Requirement: Work out the count of lines in the entries below that include "Gallery", and write only that count.

The data:
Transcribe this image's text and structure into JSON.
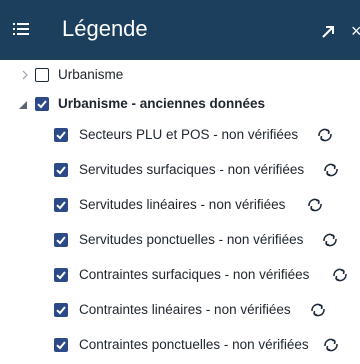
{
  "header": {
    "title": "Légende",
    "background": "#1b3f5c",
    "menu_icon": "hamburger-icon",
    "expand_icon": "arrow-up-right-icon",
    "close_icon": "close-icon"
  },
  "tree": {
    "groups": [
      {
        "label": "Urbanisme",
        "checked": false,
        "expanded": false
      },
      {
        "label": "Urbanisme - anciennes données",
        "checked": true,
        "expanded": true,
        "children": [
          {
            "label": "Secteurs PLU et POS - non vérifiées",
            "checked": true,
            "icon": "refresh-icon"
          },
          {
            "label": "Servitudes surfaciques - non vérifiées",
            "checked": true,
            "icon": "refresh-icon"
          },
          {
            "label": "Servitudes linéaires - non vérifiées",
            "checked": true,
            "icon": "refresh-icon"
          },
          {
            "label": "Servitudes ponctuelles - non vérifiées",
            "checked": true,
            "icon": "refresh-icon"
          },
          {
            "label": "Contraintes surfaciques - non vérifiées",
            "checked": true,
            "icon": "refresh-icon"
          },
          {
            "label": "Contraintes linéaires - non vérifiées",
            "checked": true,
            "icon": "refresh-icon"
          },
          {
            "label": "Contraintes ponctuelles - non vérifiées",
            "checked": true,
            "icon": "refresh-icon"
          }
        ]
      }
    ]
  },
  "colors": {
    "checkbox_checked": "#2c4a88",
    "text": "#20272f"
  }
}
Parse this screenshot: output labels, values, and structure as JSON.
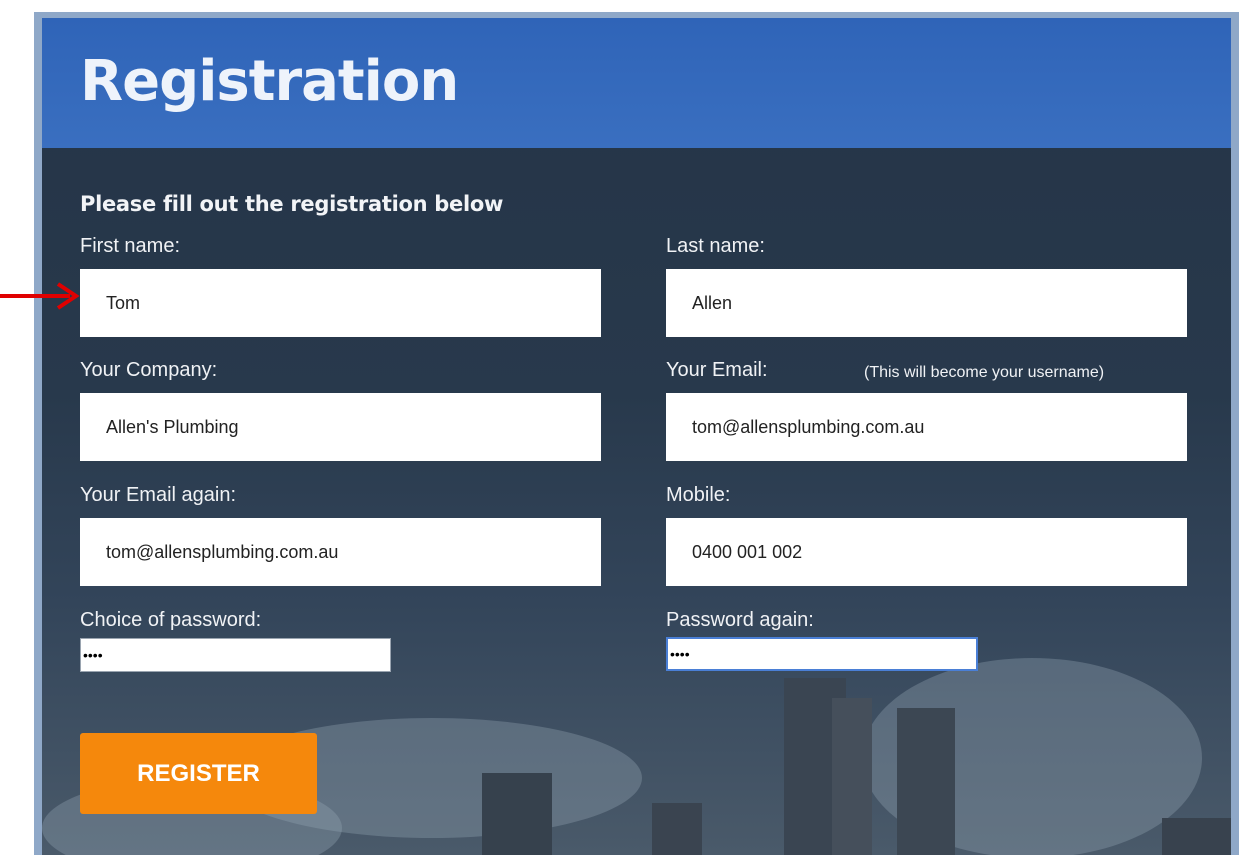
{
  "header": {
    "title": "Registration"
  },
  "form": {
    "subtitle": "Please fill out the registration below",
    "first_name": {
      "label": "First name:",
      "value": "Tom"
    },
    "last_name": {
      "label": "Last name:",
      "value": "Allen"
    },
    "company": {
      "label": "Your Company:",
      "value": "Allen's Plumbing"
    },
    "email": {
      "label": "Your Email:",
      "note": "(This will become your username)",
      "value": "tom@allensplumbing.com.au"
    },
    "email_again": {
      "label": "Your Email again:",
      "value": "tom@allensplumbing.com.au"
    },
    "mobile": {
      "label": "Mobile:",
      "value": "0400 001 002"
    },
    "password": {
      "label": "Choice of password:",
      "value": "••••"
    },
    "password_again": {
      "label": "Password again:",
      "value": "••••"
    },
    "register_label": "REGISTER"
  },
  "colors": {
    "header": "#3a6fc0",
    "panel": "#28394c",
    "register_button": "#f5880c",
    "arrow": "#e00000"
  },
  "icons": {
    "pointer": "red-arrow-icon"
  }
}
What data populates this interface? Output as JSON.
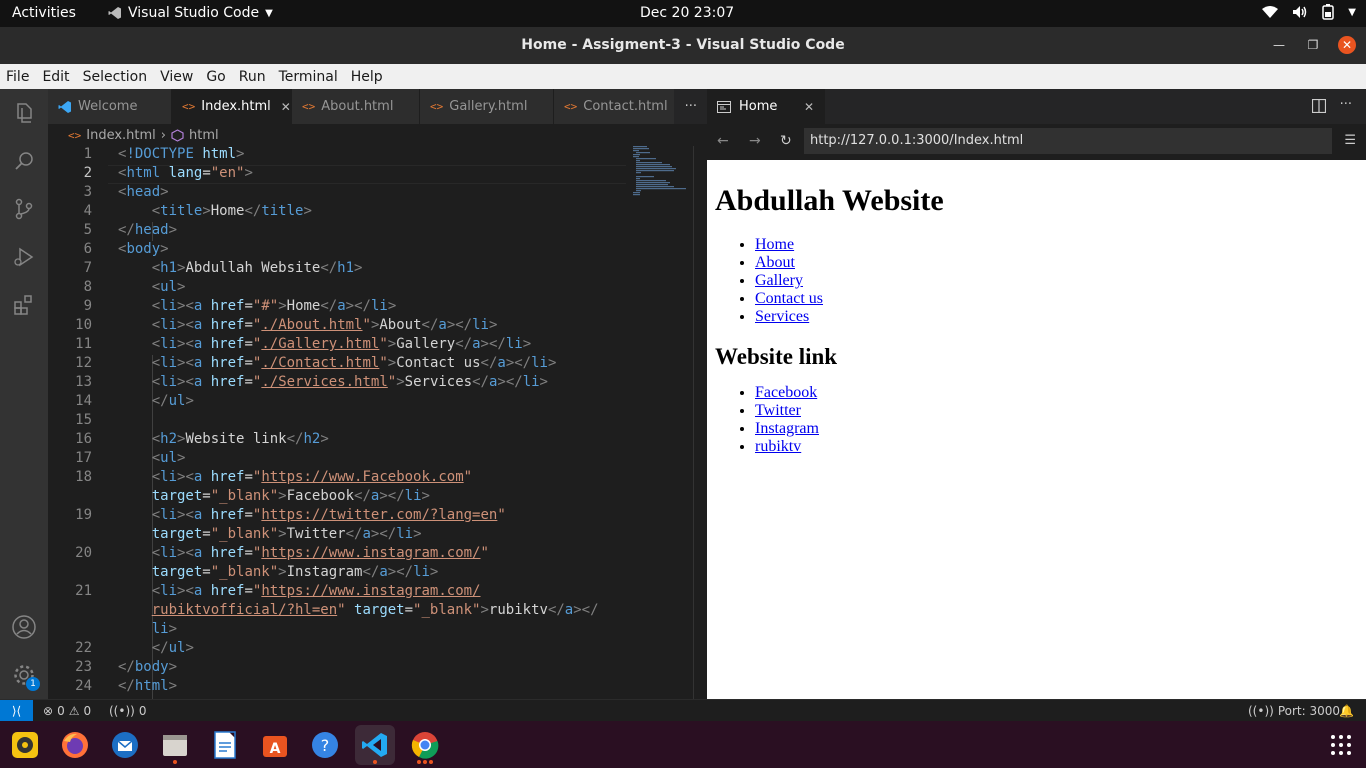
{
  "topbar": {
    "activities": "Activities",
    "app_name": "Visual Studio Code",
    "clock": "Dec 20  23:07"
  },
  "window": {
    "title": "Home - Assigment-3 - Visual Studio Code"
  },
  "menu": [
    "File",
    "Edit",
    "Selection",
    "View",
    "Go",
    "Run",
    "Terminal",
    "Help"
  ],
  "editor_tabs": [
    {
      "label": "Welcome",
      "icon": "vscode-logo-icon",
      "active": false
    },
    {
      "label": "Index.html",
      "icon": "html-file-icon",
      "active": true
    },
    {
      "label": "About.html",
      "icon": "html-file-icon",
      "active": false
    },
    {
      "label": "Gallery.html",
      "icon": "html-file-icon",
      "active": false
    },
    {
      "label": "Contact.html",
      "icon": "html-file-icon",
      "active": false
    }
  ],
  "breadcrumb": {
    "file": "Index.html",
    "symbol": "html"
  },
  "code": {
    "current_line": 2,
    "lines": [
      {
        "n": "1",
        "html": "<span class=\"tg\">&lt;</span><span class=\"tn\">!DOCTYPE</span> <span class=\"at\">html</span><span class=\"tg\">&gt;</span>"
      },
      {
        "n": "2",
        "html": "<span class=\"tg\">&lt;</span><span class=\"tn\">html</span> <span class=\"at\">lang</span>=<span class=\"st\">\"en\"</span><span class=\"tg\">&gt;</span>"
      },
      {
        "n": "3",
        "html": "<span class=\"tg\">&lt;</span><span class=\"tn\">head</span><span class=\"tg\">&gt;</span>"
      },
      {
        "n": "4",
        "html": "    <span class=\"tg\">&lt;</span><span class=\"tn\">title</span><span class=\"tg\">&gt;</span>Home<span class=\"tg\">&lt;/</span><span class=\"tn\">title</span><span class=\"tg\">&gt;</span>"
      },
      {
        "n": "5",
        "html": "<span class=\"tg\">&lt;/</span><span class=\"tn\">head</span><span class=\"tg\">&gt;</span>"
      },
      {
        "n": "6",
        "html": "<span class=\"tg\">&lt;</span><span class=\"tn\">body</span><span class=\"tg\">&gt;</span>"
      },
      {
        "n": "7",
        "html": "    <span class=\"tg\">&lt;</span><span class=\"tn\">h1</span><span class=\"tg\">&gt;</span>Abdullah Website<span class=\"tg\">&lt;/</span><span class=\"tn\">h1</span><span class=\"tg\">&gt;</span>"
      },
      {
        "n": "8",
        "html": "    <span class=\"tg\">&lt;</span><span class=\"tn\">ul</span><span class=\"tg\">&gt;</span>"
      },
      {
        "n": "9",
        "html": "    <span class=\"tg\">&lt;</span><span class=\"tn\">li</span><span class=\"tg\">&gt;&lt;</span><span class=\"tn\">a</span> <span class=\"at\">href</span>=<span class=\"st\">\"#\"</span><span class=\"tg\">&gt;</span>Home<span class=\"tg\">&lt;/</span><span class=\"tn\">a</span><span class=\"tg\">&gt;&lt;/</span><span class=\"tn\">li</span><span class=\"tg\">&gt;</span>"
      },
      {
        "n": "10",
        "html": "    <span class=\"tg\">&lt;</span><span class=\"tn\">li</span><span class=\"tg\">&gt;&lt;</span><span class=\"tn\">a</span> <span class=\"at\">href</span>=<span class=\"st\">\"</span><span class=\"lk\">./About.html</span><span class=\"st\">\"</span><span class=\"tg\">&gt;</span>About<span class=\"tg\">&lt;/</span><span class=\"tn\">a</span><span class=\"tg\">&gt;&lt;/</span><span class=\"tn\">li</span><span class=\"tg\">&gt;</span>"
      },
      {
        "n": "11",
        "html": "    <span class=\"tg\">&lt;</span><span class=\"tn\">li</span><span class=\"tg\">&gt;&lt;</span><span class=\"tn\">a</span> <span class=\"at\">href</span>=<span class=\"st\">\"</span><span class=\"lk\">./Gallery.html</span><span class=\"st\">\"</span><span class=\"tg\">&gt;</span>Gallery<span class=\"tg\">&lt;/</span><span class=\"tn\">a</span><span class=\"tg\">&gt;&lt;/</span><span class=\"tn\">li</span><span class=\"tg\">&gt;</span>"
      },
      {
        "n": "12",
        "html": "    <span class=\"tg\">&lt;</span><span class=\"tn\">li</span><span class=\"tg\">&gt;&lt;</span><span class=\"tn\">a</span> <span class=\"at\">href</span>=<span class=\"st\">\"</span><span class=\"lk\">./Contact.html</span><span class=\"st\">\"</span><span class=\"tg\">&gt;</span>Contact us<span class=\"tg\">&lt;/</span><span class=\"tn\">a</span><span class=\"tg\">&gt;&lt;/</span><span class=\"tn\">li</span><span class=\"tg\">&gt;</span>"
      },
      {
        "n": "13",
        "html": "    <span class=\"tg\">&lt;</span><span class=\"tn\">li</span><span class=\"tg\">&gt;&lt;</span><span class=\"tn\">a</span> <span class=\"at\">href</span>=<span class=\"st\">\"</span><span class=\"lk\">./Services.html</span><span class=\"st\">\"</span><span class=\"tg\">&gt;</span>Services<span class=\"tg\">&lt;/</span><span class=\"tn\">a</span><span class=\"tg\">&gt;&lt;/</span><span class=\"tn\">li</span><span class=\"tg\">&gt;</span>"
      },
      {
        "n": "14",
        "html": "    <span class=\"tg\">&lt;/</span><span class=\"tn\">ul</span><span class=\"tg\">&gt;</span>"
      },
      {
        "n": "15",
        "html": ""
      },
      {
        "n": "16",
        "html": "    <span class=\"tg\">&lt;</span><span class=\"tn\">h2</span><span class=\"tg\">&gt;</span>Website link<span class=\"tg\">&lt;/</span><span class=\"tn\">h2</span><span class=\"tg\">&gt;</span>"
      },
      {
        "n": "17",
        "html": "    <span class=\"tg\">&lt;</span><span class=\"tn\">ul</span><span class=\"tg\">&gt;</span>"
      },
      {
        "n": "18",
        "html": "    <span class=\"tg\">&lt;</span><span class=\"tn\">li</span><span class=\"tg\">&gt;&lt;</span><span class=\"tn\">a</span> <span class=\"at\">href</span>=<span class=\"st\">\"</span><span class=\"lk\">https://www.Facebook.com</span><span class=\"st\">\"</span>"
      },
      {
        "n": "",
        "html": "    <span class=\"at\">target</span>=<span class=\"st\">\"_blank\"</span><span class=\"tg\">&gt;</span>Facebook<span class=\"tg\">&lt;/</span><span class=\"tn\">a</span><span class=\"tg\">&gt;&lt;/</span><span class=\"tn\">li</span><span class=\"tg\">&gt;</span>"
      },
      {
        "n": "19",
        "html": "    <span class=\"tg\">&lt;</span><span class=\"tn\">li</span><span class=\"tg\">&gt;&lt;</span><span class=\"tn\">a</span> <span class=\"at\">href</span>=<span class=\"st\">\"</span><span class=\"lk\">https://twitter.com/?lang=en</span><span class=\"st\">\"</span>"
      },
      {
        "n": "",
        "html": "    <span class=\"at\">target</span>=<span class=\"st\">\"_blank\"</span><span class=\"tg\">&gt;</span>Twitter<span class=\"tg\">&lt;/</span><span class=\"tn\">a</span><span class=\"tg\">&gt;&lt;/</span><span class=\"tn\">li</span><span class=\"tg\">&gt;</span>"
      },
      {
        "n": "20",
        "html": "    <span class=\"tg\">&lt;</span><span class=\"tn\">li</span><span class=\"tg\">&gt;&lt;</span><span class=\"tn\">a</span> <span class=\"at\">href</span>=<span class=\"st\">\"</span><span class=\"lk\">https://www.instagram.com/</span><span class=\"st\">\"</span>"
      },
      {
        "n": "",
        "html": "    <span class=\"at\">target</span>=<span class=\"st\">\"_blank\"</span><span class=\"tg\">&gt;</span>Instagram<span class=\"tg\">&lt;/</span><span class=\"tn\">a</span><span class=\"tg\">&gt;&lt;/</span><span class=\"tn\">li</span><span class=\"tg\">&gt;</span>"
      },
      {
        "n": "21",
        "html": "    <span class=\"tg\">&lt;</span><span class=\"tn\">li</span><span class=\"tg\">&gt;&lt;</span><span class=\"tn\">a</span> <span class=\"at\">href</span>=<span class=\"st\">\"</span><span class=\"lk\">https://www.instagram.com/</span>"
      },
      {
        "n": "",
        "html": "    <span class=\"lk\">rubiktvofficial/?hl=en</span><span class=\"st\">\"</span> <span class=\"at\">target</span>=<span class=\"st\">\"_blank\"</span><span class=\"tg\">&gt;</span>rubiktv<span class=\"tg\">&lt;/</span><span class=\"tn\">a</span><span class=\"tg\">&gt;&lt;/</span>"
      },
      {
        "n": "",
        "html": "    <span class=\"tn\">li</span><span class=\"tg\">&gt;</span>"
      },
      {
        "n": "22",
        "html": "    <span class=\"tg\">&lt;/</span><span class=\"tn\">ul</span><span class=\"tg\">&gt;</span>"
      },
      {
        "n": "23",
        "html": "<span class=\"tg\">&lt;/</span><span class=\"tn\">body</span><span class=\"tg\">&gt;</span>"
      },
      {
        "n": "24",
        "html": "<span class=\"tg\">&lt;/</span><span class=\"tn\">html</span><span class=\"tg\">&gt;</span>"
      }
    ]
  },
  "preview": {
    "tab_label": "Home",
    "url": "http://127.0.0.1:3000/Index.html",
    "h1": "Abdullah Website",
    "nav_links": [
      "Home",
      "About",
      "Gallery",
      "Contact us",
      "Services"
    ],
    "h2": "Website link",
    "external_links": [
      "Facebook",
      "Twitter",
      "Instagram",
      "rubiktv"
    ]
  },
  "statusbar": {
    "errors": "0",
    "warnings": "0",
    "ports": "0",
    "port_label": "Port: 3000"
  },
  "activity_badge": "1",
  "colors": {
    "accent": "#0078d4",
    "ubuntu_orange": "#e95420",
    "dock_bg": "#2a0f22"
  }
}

Reply to the task: 3